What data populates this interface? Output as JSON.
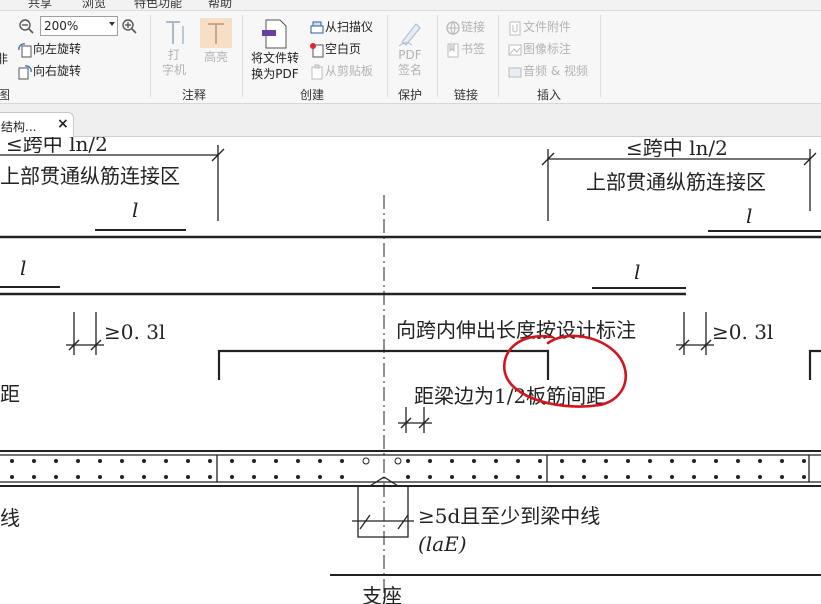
{
  "menubar": {
    "tabs": [
      "共享",
      "浏览",
      "特色功能",
      "帮助"
    ]
  },
  "ribbon": {
    "zoom": {
      "value": "200%"
    },
    "view_buttons": {
      "rotate_left": "向左旋转",
      "rotate_right": "向右旋转",
      "partial_left": "图"
    },
    "annot_buttons": {
      "typewriter": "打\n字机",
      "highlight": "高亮"
    },
    "create_buttons": {
      "convert": "将文件转\n换为PDF",
      "from_scanner": "从扫描仪",
      "blank_page": "空白页",
      "from_clipboard": "从剪贴板"
    },
    "protect_buttons": {
      "sign": "PDF\n签名"
    },
    "link_buttons": {
      "link": "链接",
      "bookmark": "书签"
    },
    "insert_buttons": {
      "file_attachment": "文件附件",
      "image_annotation": "图像标注",
      "audio_video": "音频 & 视频"
    },
    "group_labels": {
      "annotate": "注释",
      "create": "创建",
      "protect": "保护",
      "link": "链接",
      "insert": "插入"
    },
    "partial_labels": {
      "left_edge": "非"
    }
  },
  "tabs": {
    "doc_tab": {
      "label": "结构...",
      "close": "×"
    }
  },
  "drawing": {
    "top_left_label": "≤跨中 ln/2",
    "top_right_label": "≤跨中 ln/2",
    "splice_zone_left": "上部贯通纵筋连接区",
    "splice_zone_right": "上部贯通纵筋连接区",
    "l_symbol": "l",
    "l_subscript": "l",
    "dim_03_left": "≥0. 3l",
    "dim_03_right": "≥0. 3l",
    "extend_note": "向跨内伸出长度按设计标注",
    "distance_note": "距梁边为1/2板筋间距",
    "left_cut_text": "距",
    "left_cut_text2": "线",
    "anchor_note": "≥5d且至少到梁中线",
    "lae_label": "(laE)",
    "bottom_label": "支座"
  },
  "colors": {
    "annotation_red": "#d4141c",
    "ribbon_bg": "#f7f7f7",
    "line": "#222222"
  }
}
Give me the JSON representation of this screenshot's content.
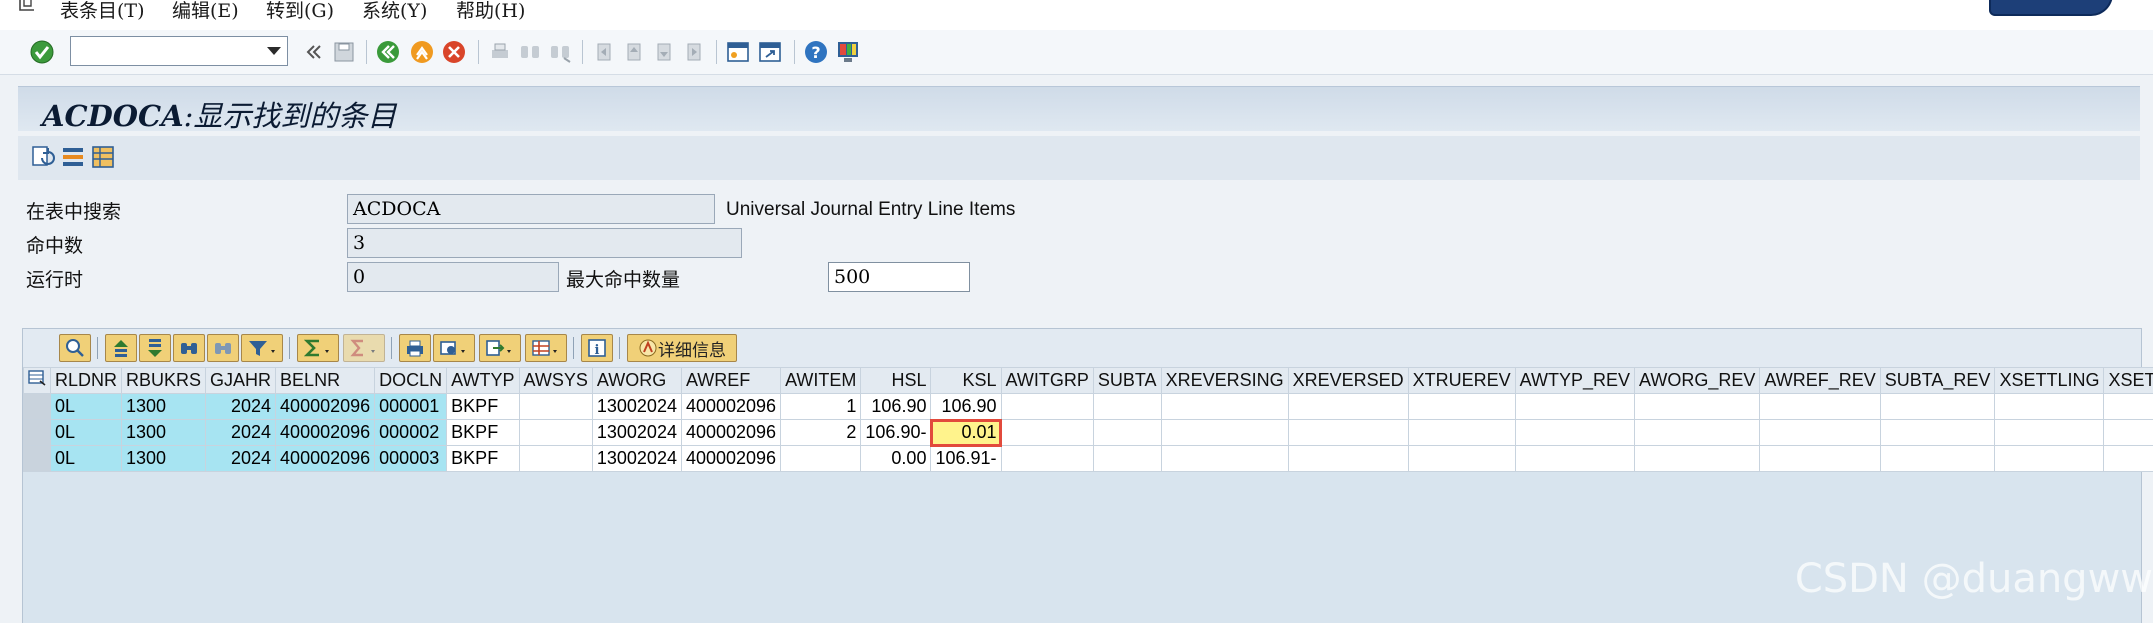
{
  "menu": {
    "items": [
      "表条目(T)",
      "编辑(E)",
      "转到(G)",
      "系统(Y)",
      "帮助(H)"
    ]
  },
  "toolbar": {
    "command_value": "",
    "icons": [
      "enter-icon",
      "back-icon",
      "exit-icon",
      "cancel-icon",
      "save-icon",
      "print-icon",
      "find-icon",
      "find-next-icon",
      "first-page-icon",
      "previous-page-icon",
      "next-page-icon",
      "last-page-icon",
      "create-session-icon",
      "shortcut-icon",
      "help-icon",
      "customize-layout-icon"
    ]
  },
  "title": {
    "table": "ACDOCA",
    "separator": ":",
    "text": "显示找到的条目"
  },
  "selection": {
    "search_label": "在表中搜索",
    "search_value": "ACDOCA",
    "search_desc": "Universal Journal Entry Line Items",
    "hits_label": "命中数",
    "hits_value": "3",
    "runtime_label": "运行时",
    "runtime_value": "0",
    "max_label": "最大命中数量",
    "max_value": "500"
  },
  "alv": {
    "detail_label": "详细信息",
    "columns": [
      "RLDNR",
      "RBUKRS",
      "GJAHR",
      "BELNR",
      "DOCLN",
      "AWTYP",
      "AWSYS",
      "AWORG",
      "AWREF",
      "AWITEM",
      "HSL",
      "KSL",
      "AWITGRP",
      "SUBTA",
      "XREVERSING",
      "XREVERSED",
      "XTRUEREV",
      "AWTYP_REV",
      "AWORG_REV",
      "AWREF_REV",
      "SUBTA_REV",
      "XSETTLING",
      "XSET..."
    ],
    "rows": [
      [
        "0L",
        "1300",
        "2024",
        "400002096",
        "000001",
        "BKPF",
        "",
        "13002024",
        "400002096",
        "1",
        "106.90",
        "106.90",
        "",
        "",
        "",
        "",
        "",
        "",
        "",
        "",
        "",
        "",
        ""
      ],
      [
        "0L",
        "1300",
        "2024",
        "400002096",
        "000002",
        "BKPF",
        "",
        "13002024",
        "400002096",
        "2",
        "106.90-",
        "0.01",
        "",
        "",
        "",
        "",
        "",
        "",
        "",
        "",
        "",
        "",
        ""
      ],
      [
        "0L",
        "1300",
        "2024",
        "400002096",
        "000003",
        "BKPF",
        "",
        "13002024",
        "400002096",
        "",
        "0.00",
        "106.91-",
        "",
        "",
        "",
        "",
        "",
        "",
        "",
        "",
        "",
        "",
        ""
      ]
    ]
  },
  "watermark": "CSDN @duangww",
  "colors": {
    "key_column": "#a7e4f2",
    "highlight_cell": "#fff38c",
    "highlight_border": "#e24a3c",
    "alv_background": "#d8e4ee"
  }
}
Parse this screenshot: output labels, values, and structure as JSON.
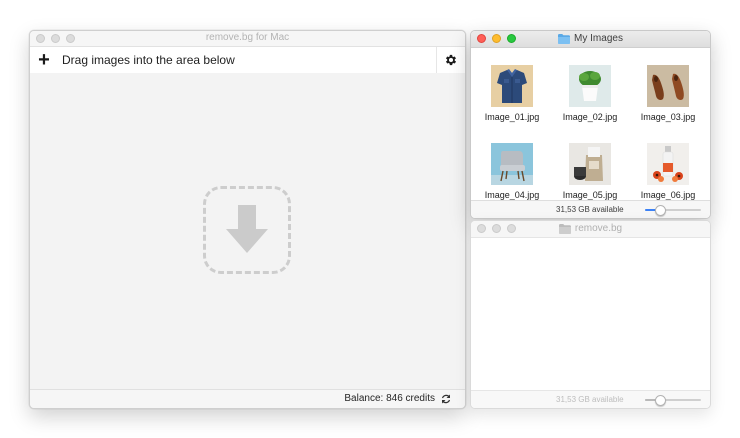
{
  "app_window": {
    "title": "remove.bg for Mac",
    "toolbar": {
      "add_icon": "plus-icon",
      "instruction": "Drag images into the area below",
      "settings_icon": "gear-icon"
    },
    "drop_zone": {
      "icon": "download-arrow-icon"
    },
    "status": {
      "balance": "Balance: 846 credits",
      "refresh_icon": "refresh-icon"
    }
  },
  "finder_my_images": {
    "title": "My Images",
    "folder_color": "#5aa9e6",
    "files": [
      {
        "name": "Image_01.jpg",
        "thumb": "shirt"
      },
      {
        "name": "Image_02.jpg",
        "thumb": "plant"
      },
      {
        "name": "Image_03.jpg",
        "thumb": "shoes"
      },
      {
        "name": "Image_04.jpg",
        "thumb": "chair"
      },
      {
        "name": "Image_05.jpg",
        "thumb": "coffee-bag"
      },
      {
        "name": "Image_06.jpg",
        "thumb": "bottle"
      }
    ],
    "status": "31,53 GB available",
    "icon_size_slider": 0.25
  },
  "finder_removebg": {
    "title": "remove.bg",
    "status": "31,53 GB available",
    "icon_size_slider": 0.25
  },
  "colors": {
    "close": "#ff5f57",
    "minimize": "#febc2e",
    "zoom": "#28c840",
    "accent": "#3c82f6"
  }
}
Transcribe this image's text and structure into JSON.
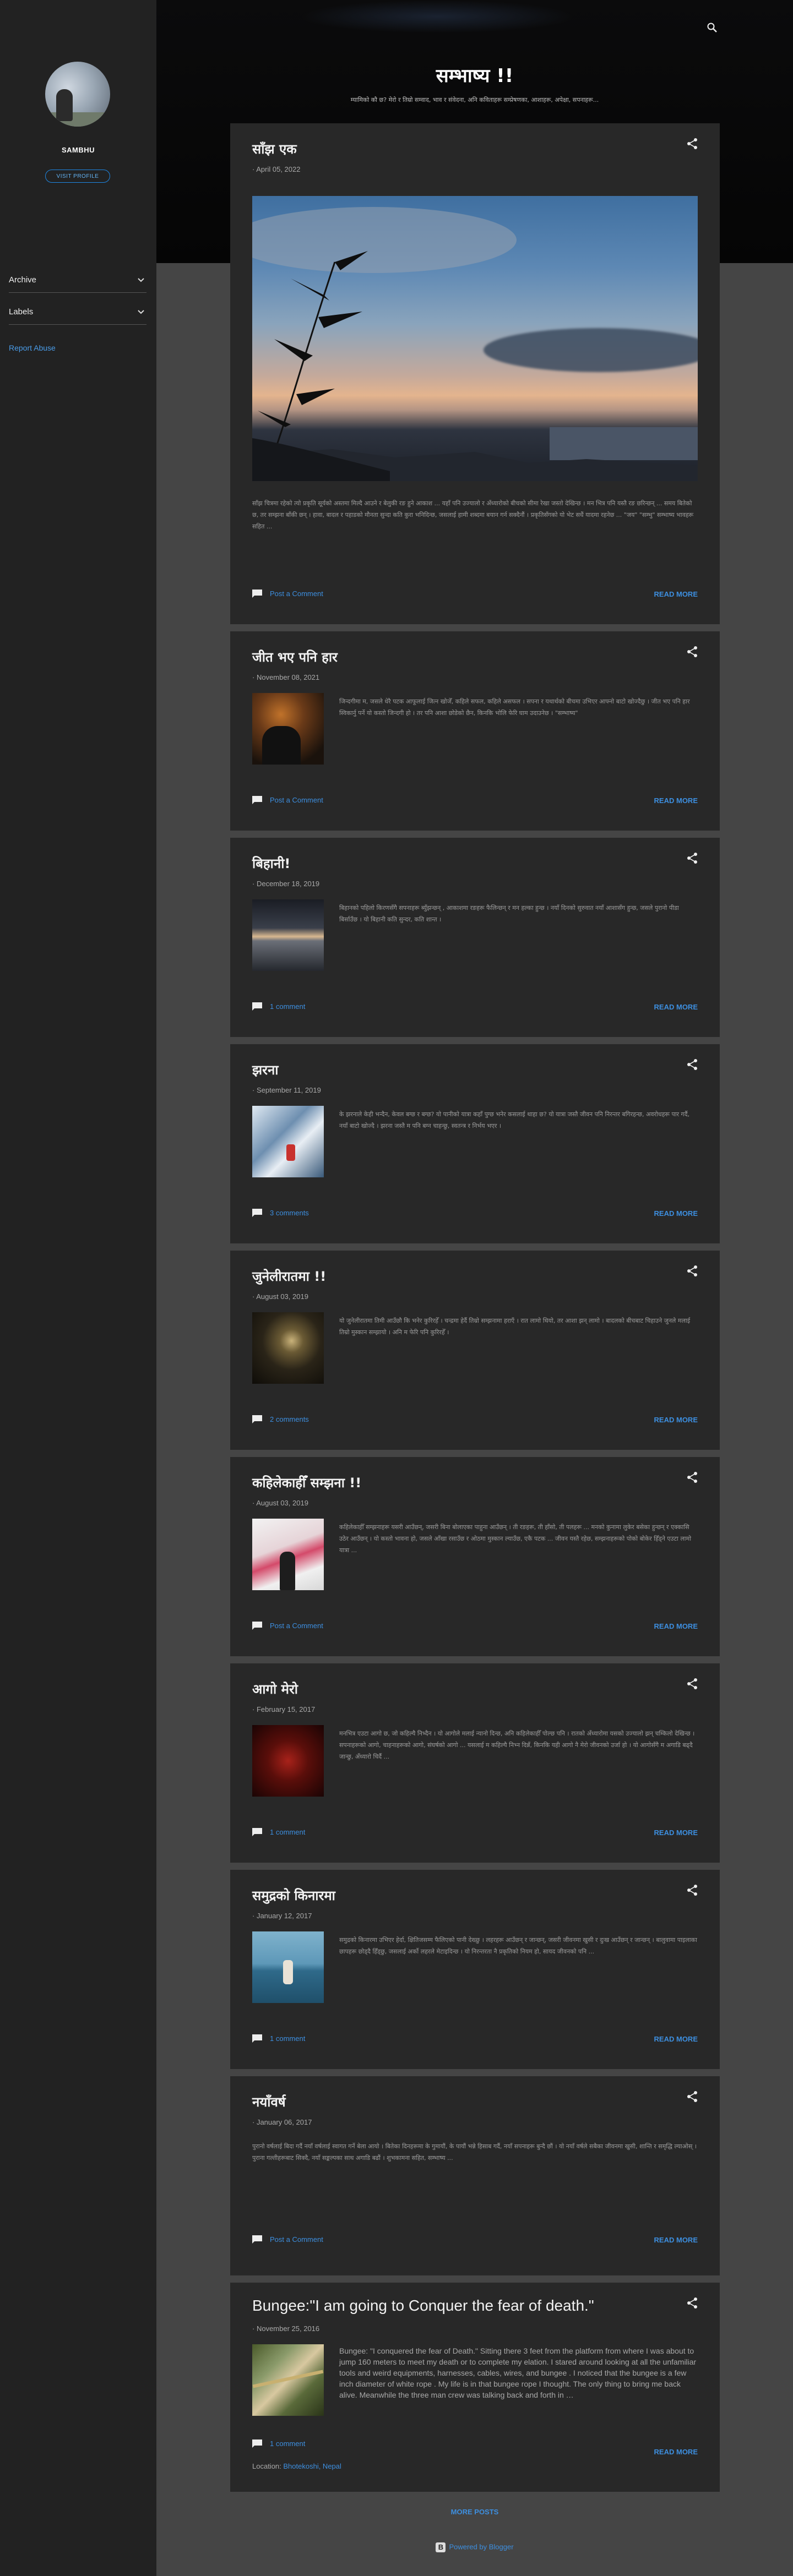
{
  "sidebar": {
    "profile_name": "SAMBHU",
    "visit_label": "VISIT PROFILE",
    "widgets": [
      {
        "label": "Archive"
      },
      {
        "label": "Labels"
      }
    ],
    "report_abuse": "Report Abuse"
  },
  "header": {
    "title": "सम्भाष्य !!",
    "description": "म्यामिको कौ छ? मेरो र तिम्रो सम्वाद, भाव र संवेदना, अनि कविताहरू सम्प्रेषणका, आशाहरू, अपेक्षा, सपनाहरू..."
  },
  "posts": [
    {
      "title": "साँझ एक",
      "date": "April 05, 2022",
      "snippet": "साँझ चित्रमा रहेको त्यो प्रकृति सूर्यको अस्तमा मिल्दै आउने र बेलुकी रङ हुने आकाश ... यहाँ पनि उज्यालो र अँध्यारोको बीचको सीमा रेखा जस्तो देखिन्छ । मन भित्र पनि यस्तै रङ छरिन्छन् ... समय बितेको छ, तर सम्झना बाँकी छन् । हावा, बादल र पहाडको मौनता सुन्दा कति कुरा भनिदिन्छ, जसलाई हामी शब्दमा बयान गर्न सक्दैनौं । प्रकृतिसँगको यो भेट सधैं यादमा रहनेछ ... \"जय\" \"सम्भु\" सम्भाष्य भावहरू सहित ...",
      "comment": "Post a Comment",
      "more": "READ MORE"
    },
    {
      "title": "जीत भए पनि हार",
      "date": "November 08, 2021",
      "snippet": "जिन्दगीमा म, जसले धेरै पटक आफूलाई जित्न खोजेँ, कहिले सफल, कहिले असफल । सपना र यथार्थको बीचमा उभिएर आफ्नो बाटो खोज्दैछु । जीत भए पनि हार स्विकार्नु पर्ने यो कस्तो जिन्दगी हो । तर पनि आशा छोडेको छैन, किनकि भोलि फेरि घाम उदाउनेछ । \"सम्भाष्य\"",
      "comment": "Post a Comment",
      "more": "READ MORE"
    },
    {
      "title": "बिहानी!",
      "date": "December 18, 2019",
      "snippet": "बिहानको पहिलो किरणसँगै सपनाहरू ब्युँझन्छन् , आकाशमा रङहरू फैलिन्छन् र मन हल्का हुन्छ । नयाँ दिनको सुरुवात नयाँ आशासँग हुन्छ, जसले पुरानो पीडा बिर्साउँछ । यो बिहानी कति सुन्दर, कति शान्त ।",
      "comment": "1 comment",
      "more": "READ MORE"
    },
    {
      "title": "झरना",
      "date": "September 11, 2019",
      "snippet": "के झरनाले केही भन्दैन, केवल बग्छ र बग्छ? यो पानीको यात्रा कहाँ पुग्छ भनेर कसलाई थाहा छ? यो यात्रा जस्तै जीवन पनि निरन्तर बगिरहन्छ, अवरोधहरू पार गर्दै, नयाँ बाटो खोज्दै । झरना जस्तै म पनि बग्न चाहन्छु, स्वतन्त्र र निर्भय भएर ।",
      "comment": "3 comments",
      "more": "READ MORE"
    },
    {
      "title": "जुनेलीरातमा !!",
      "date": "August 03, 2019",
      "snippet": "यो जुनेलीरातमा तिमी आउँछौ कि भनेर कुरिरहेँ । चन्द्रमा हेर्दै तिम्रो सम्झनामा हराएँ । रात लामो थियो, तर आशा झन् लामो । बादलको बीचबाट चिहाउने जुनले मलाई तिम्रो मुस्कान सम्झायो । अनि म फेरि पनि कुरिरहेँ ।",
      "comment": "2 comments",
      "more": "READ MORE"
    },
    {
      "title": "कहिलेकाहीँ सम्झना !!",
      "date": "August 03, 2019",
      "snippet": "कहिलेकाहीँ सम्झनाहरू यसरी आउँछन्, जसरी बिना बोलाएका पाहुना आउँछन् । ती रङहरू, ती हाँसो, ती पलहरू ... मनको कुनामा लुकेर बसेका हुन्छन् र एक्कासि उठेर आउँछन् । यो कस्तो भावना हो, जसले आँखा रसाउँछ र ओठमा मुस्कान ल्याउँछ, एकै पटक ... जीवन यस्तै रहेछ, सम्झनाहरूको पोको बोकेर हिँड्ने एउटा लामो यात्रा ...",
      "comment": "Post a Comment",
      "more": "READ MORE"
    },
    {
      "title": "आगो मेरो",
      "date": "February 15, 2017",
      "snippet": "मनभित्र एउटा आगो छ, जो कहिल्यै निभ्दैन । यो आगोले मलाई न्यानो दिन्छ, अनि कहिलेकाहीँ पोल्छ पनि । रातको अँध्यारोमा यसको उज्यालो झन् चम्किलो देखिन्छ । सपनाहरूको आगो, चाहनाहरूको आगो, संघर्षको आगो ... यसलाई म कहिल्यै निभ्न दिन्नँ, किनकि यही आगो नै मेरो जीवनको उर्जा हो । यो आगोसँगै म अगाडि बढ्दै जान्छु, अँध्यारो चिर्दै ...",
      "comment": "1 comment",
      "more": "READ MORE"
    },
    {
      "title": "समुद्रको किनारमा",
      "date": "January 12, 2017",
      "snippet": "समुद्रको किनारमा उभिएर हेर्दा, क्षितिजसम्म फैलिएको पानी देख्छु । लहरहरू आउँछन् र जान्छन्, जसरी जीवनमा खुसी र दुःख आउँछन् र जान्छन् । बालुवामा पाइलाका छापहरू छोड्दै हिँड्छु, जसलाई अर्को लहरले मेटाइदिन्छ । यो निरन्तरता नै प्रकृतिको नियम हो, सायद जीवनको पनि ...",
      "comment": "1 comment",
      "more": "READ MORE"
    },
    {
      "title": "नयाँवर्ष",
      "date": "January 06, 2017",
      "snippet": "पुरानो वर्षलाई बिदा गर्दै नयाँ वर्षलाई स्वागत गर्ने बेला आयो । बितेका दिनहरूमा के गुमायौं, के पायौं भन्ने हिसाब गर्दै, नयाँ सपनाहरू बुन्दै छौं । यो नयाँ वर्षले सबैका जीवनमा खुसी, शान्ति र समृद्धि ल्याओस् । पुराना गल्तीहरूबाट सिक्दै, नयाँ सङ्कल्पका साथ अगाडि बढौं । शुभकामना सहित, सम्भाष्य ...",
      "comment": "Post a Comment",
      "more": "READ MORE"
    },
    {
      "title": "Bungee:\"I am going to Conquer the fear of death.\"",
      "date": "November 25, 2016",
      "snippet": "Bungee: \"I conquered the fear of Death.\" Sitting there 3 feet from the platform from where I was about to jump 160 meters to meet my death or to complete my elation. I stared around looking at all the unfamiliar tools and weird equipments, harnesses, cables, wires, and bungee . I noticed that the bungee is a few inch diameter of white rope . My life is in that bungee rope I thought. The only thing to bring me back alive. Meanwhile the three man crew was talking back and forth in …",
      "comment": "1 comment",
      "more": "READ MORE",
      "location_label": "Location:",
      "location": "Bhotekoshi, Nepal"
    }
  ],
  "footer": {
    "more_posts": "MORE POSTS",
    "powered_by": "Powered by Blogger"
  },
  "colors": {
    "accent": "#3d8fe0",
    "card": "#282828",
    "page": "#454545",
    "sidebar": "#222222"
  }
}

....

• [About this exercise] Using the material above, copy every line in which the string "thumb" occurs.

• [Solved exercise]
        "thumb": "shirt"
        "thumb": "plant"
        "thumb": "shoes"
        "thumb": "chair"
        "thumb": "coffee-bag"
        "thumb": "bottle"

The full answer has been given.